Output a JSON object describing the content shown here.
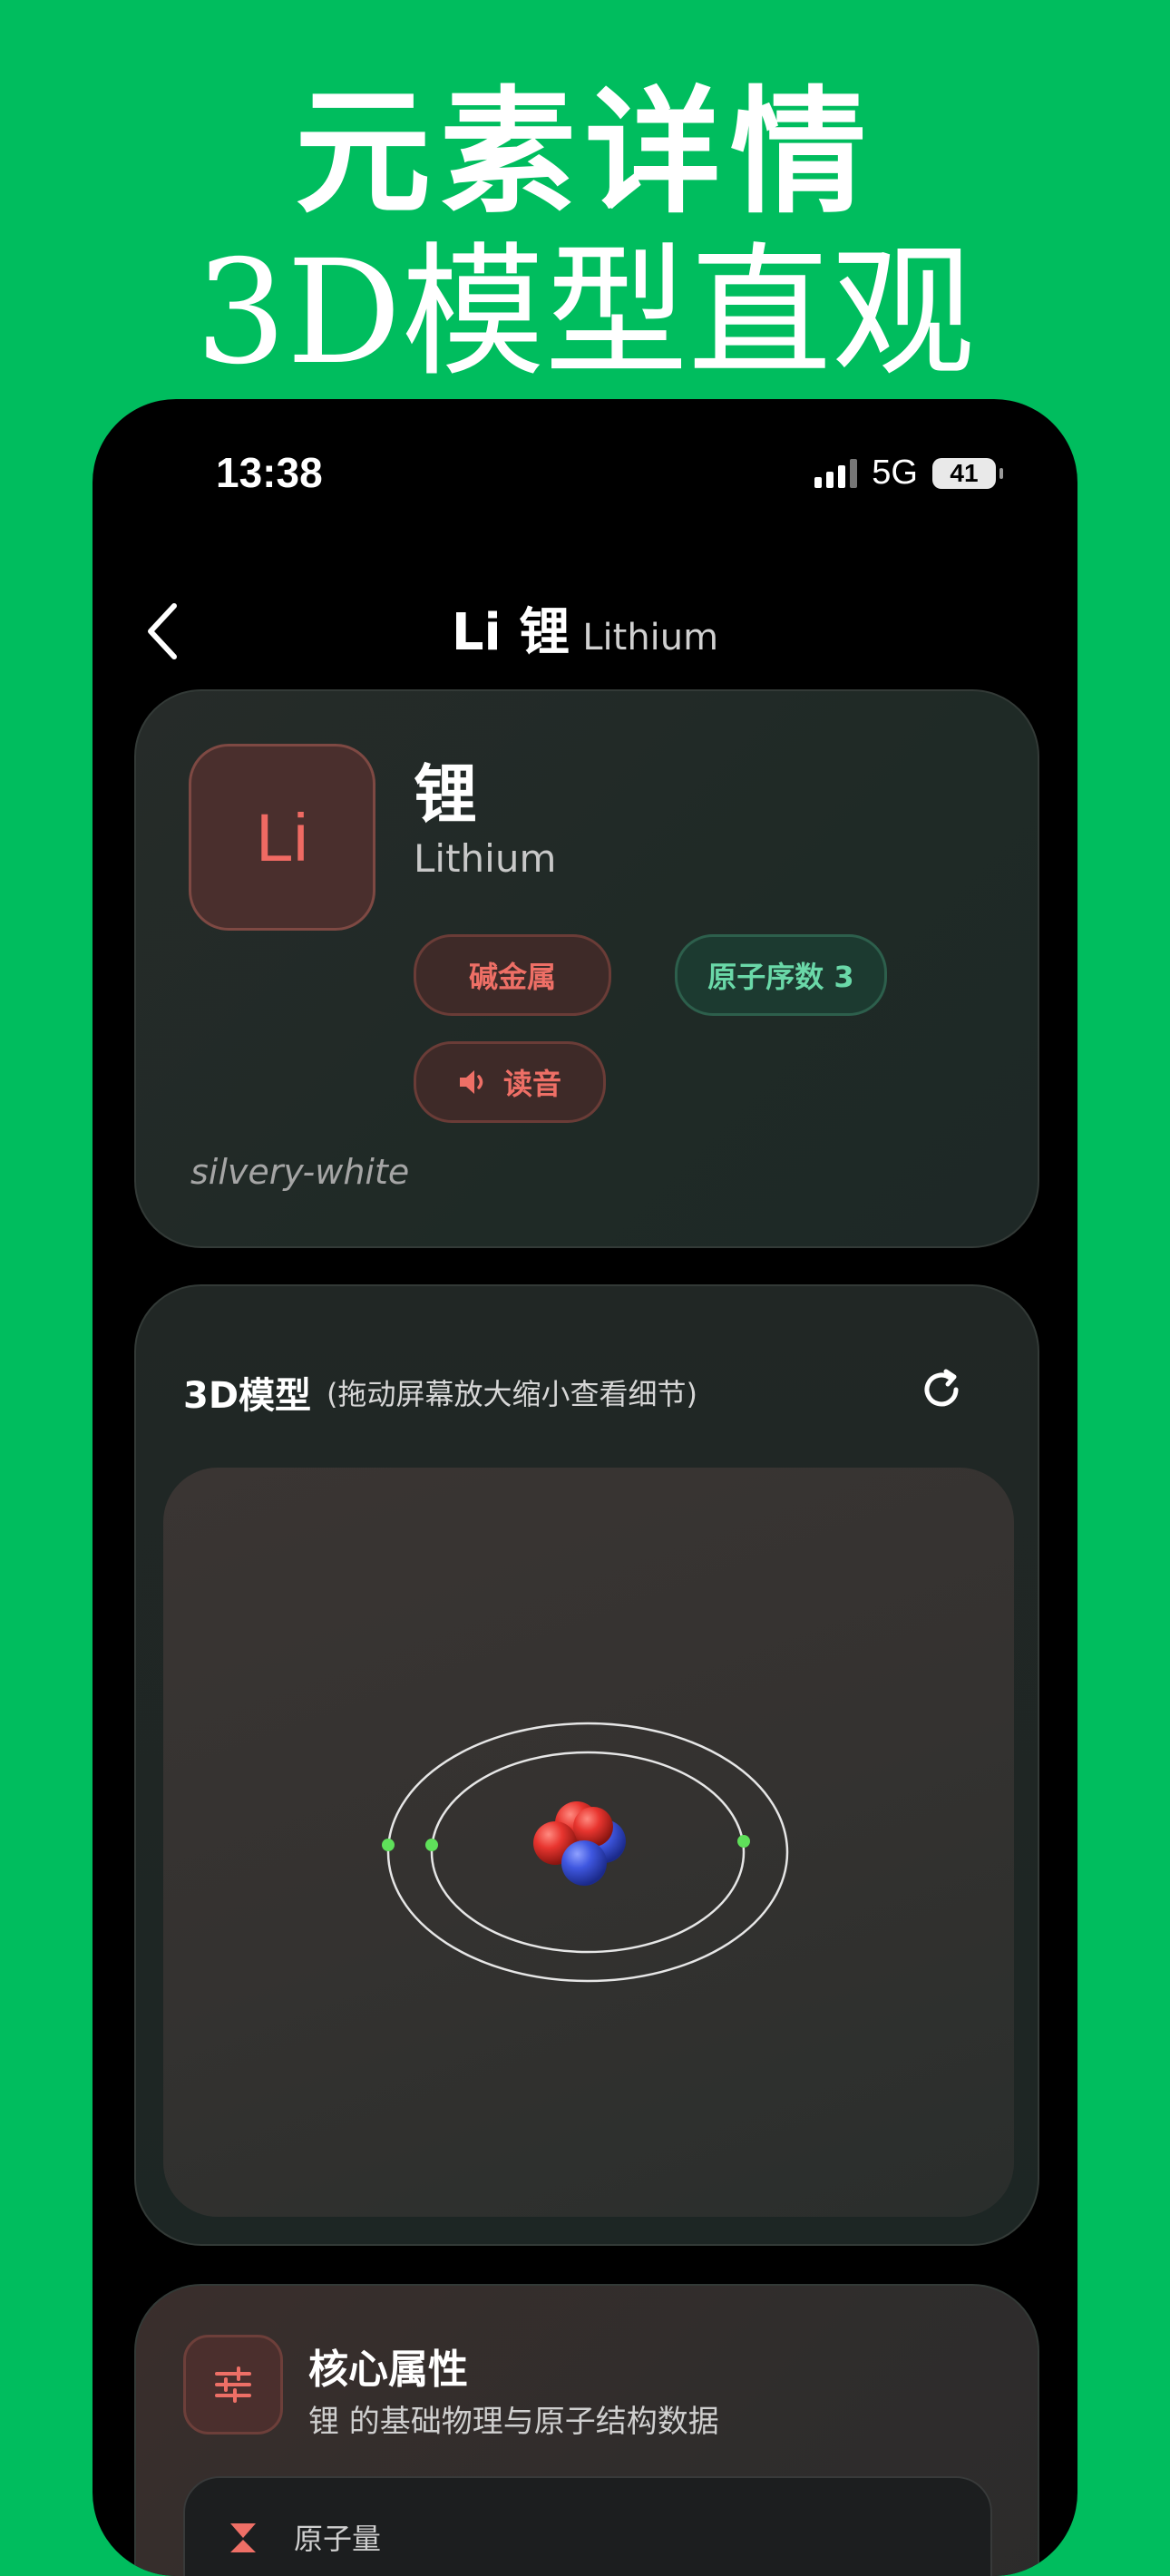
{
  "promo": {
    "line1": "元素详情",
    "line2": "3D模型直观"
  },
  "status_bar": {
    "time": "13:38",
    "network": "5G",
    "battery": "41"
  },
  "nav": {
    "symbol_name": "Li 锂",
    "english": "Lithium"
  },
  "element": {
    "symbol": "Li",
    "name": "锂",
    "english": "Lithium",
    "category": "碱金属",
    "atomic_number_label": "原子序数 3",
    "pronounce_label": "读音",
    "appearance": "silvery-white"
  },
  "model": {
    "title": "3D模型",
    "hint": "(拖动屏幕放大缩小查看细节)"
  },
  "properties": {
    "title": "核心属性",
    "subtitle": "锂 的基础物理与原子结构数据",
    "first_row_label": "原子量"
  },
  "colors": {
    "background": "#00bd5e",
    "accent_red": "#ee6f66",
    "accent_green": "#6ad8a8",
    "electron": "#5fe05a",
    "proton": "#e83a35",
    "neutron": "#3f57e0"
  }
}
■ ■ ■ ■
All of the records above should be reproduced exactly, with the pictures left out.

**Response area:**
Output a JSON object describing the content shown here.
{
  "promo": {
    "line1": "元素详情",
    "line2": "3D模型直观"
  },
  "status_bar": {
    "time": "13:38",
    "network": "5G",
    "battery": "41"
  },
  "nav": {
    "symbol_name": "Li 锂",
    "english": "Lithium"
  },
  "element": {
    "symbol": "Li",
    "name": "锂",
    "english": "Lithium",
    "category": "碱金属",
    "atomic_number_label": "原子序数 3",
    "pronounce_label": "读音",
    "appearance": "silvery-white"
  },
  "model": {
    "title": "3D模型",
    "hint": "(拖动屏幕放大缩小查看细节)"
  },
  "properties": {
    "title": "核心属性",
    "subtitle": "锂 的基础物理与原子结构数据",
    "first_row_label": "原子量"
  },
  "colors": {
    "background": "#00bd5e",
    "accent_red": "#ee6f66",
    "accent_green": "#6ad8a8",
    "electron": "#5fe05a",
    "proton": "#e83a35",
    "neutron": "#3f57e0"
  }
}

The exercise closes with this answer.